The title still-frame from the documentary “Chautauqua: An American Narrative” shows people gathered along the Clark Brick Walk, on the edge of the Hall of Philosophy, in full-color summer — a sight familiar to Chautauquans and one that embodies the Institution’s history from the first Assembly.
Here’s a quick question that seems simple but that I think is a lot harder than it looks: What does the word “innovation” mean? Is it the same as invention? Or is it more similar to discovery? We probably know that innovation has something to do with human creativity and usually with new technology. But can innovation just be explained as any kind of creative new thing or idea? Or is it something altogether different?

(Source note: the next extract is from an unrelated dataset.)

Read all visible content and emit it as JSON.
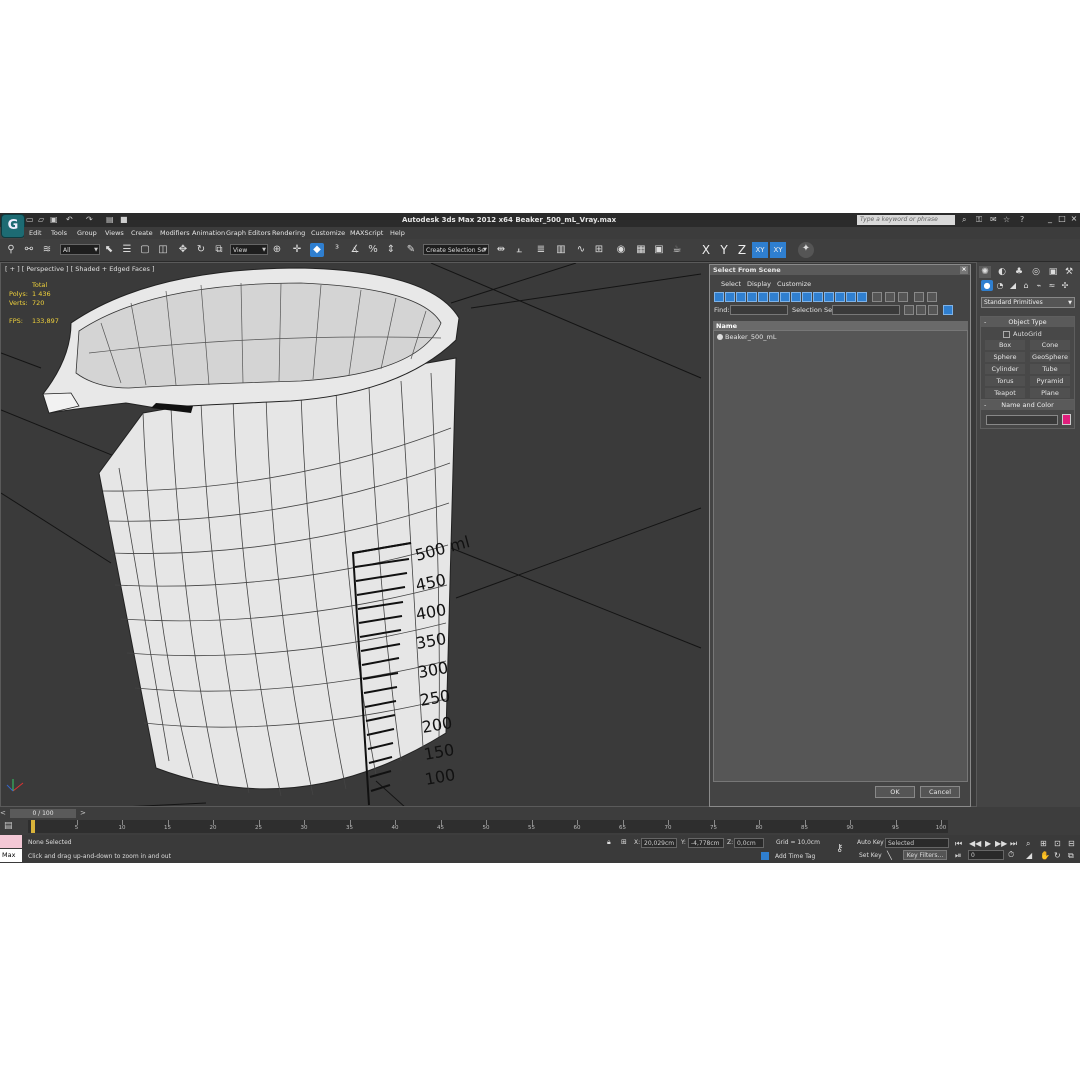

These days, on the television news or in the business press, we can’t go long before hearing about new, innovative companies. In fact, it’s become a steady drumbeat. We hear about innovative products and innovative “apps” for our smartphones. Or we hear about fantastically innovative people, like the late Steve Jobs, who have earned themselves the honorific of being called innovators. But it can sometimes be difficult to separate truth from hype. What’s more is there seems little doubt that the term innovation now seems to function much like a buzzword: We hear it so often, and apply it so indiscriminately, that we may have only the haziest sense of its definitions. Meanwhile, as the deeper meanings of innovation have become obscured, I’ve often wondered: Does that mean we have lost a sense of what innovation requires, or why it’s so difficult, or why — when it succeeds — it can be so central to our culture and economy?